The standard ‘Opposing’ chapters come next, but here they feel like they produce a coherent narrative of the build-up to the battle, looking at the advantages the British had in each field – officers, ships and plans. We then move on to an excellent account of the battle itself, with each twist and turn seen from both sides, so we get to feel the uncertainty on the German side, the nervousness on the British side (especially when it looked as if the Scharnhorst might escape), and the eventual destruction of the Scharnhorst.
I would quibble slightly with the suggestion that this battle was entirely the last of its kind. It was certainly the last battle in which a British battleship fought an enemy battleship, and the last clash between battleships that only involved surface ships, but the last clash between battleships actually came almost a year later, during the battle of the Surigao Strait on 25 October 1944, part of the battle of Leyte Gulf (although that battle was influenced by air power).
The build up to the battle demonstrates just how big an advantage the British had at sea by 1943. First was the cracking of the German codes, which meant that the British commander, Admiral Fraser, had a pretty good idea what the Germans were doing. Second was superior radar, which would prove to be especially valuable in a battle fought in the dark of an Arctic winter (the Germans also had naval radar, but used it so badly that the Scharnhorst was caught by surprise on three separate occasions during the battle!). Third was much superior experience of active naval operations, which meant that the Admiralty was able to coordinate two naval forces and two convoys, and provide Fraser with an experienced staff. In contrast the German commander, Admiral Bey, was left with a small, inexperienced staff (partly because his predecessor had taken most of his staff with him when he left, but mainly because the German battleships spent most of their time in port, so their staff simply didn’t have the chance to gain experience). Fourth was that the Germans would be badly outnumbered in the fight – Scharnhorst would only be supported by five destroyers, and then only for part of the battle, while the British were able to commit the battleship Duke of York (with more powerful guns than her opponent), four cruisers and eight destroyers to the two covering forces.
The account of the battle itself makes it clear that despite all of their advantages, the British victory owned a remarkable amount to luck! Even the British radar was comparatively short range, so there was a great deal of chance involved in when and if the two forces actually found each other. At the start of the clash the Scharnhorst actually got into a good position to attack one of the convoys involved, but didn’t realise this and missed the chance.

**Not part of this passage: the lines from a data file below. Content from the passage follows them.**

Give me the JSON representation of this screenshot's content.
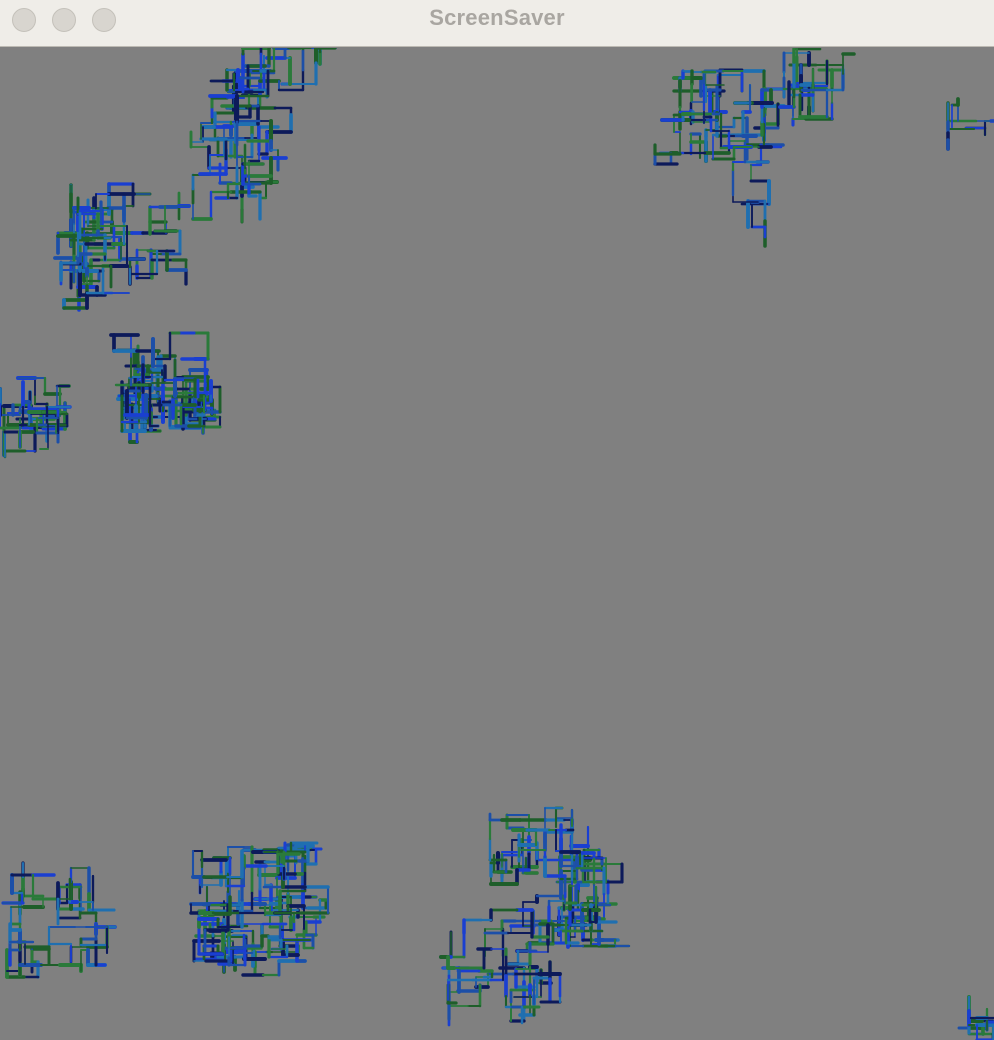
{
  "window": {
    "title": "ScreenSaver",
    "controls": [
      "close-button",
      "minimize-button",
      "zoom-button"
    ]
  },
  "canvas": {
    "background": "#808080",
    "trail_colors": [
      "#1a3fd1",
      "#1f6fb0",
      "#1e5e2a",
      "#0d1a5a",
      "#1c4fa8",
      "#2a7a3a"
    ]
  }
}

Twice she was able to use her superior speed to escape from the British cruisers, and the Scharnhorst was almost out of range when a lucky hit from the Duke of York, fired under radar guidance with their opponent out of sight, hit in just the right place to cut the Scharnhorst’s speed.

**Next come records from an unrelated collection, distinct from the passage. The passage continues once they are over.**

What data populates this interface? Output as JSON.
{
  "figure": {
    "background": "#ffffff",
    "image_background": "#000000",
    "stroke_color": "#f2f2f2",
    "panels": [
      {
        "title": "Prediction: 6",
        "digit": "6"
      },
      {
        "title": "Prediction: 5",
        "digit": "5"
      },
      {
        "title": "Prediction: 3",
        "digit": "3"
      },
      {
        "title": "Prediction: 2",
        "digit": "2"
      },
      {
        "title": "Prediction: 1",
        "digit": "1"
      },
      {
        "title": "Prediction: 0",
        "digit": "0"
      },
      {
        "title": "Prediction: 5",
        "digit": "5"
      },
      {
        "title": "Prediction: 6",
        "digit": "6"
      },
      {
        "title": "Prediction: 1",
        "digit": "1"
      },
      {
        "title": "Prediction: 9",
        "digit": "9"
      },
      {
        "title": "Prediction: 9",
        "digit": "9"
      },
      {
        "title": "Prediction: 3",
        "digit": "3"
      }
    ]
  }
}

Origins of the Campaign
The wreck of the Scharnhorst
Author: Angus Konstam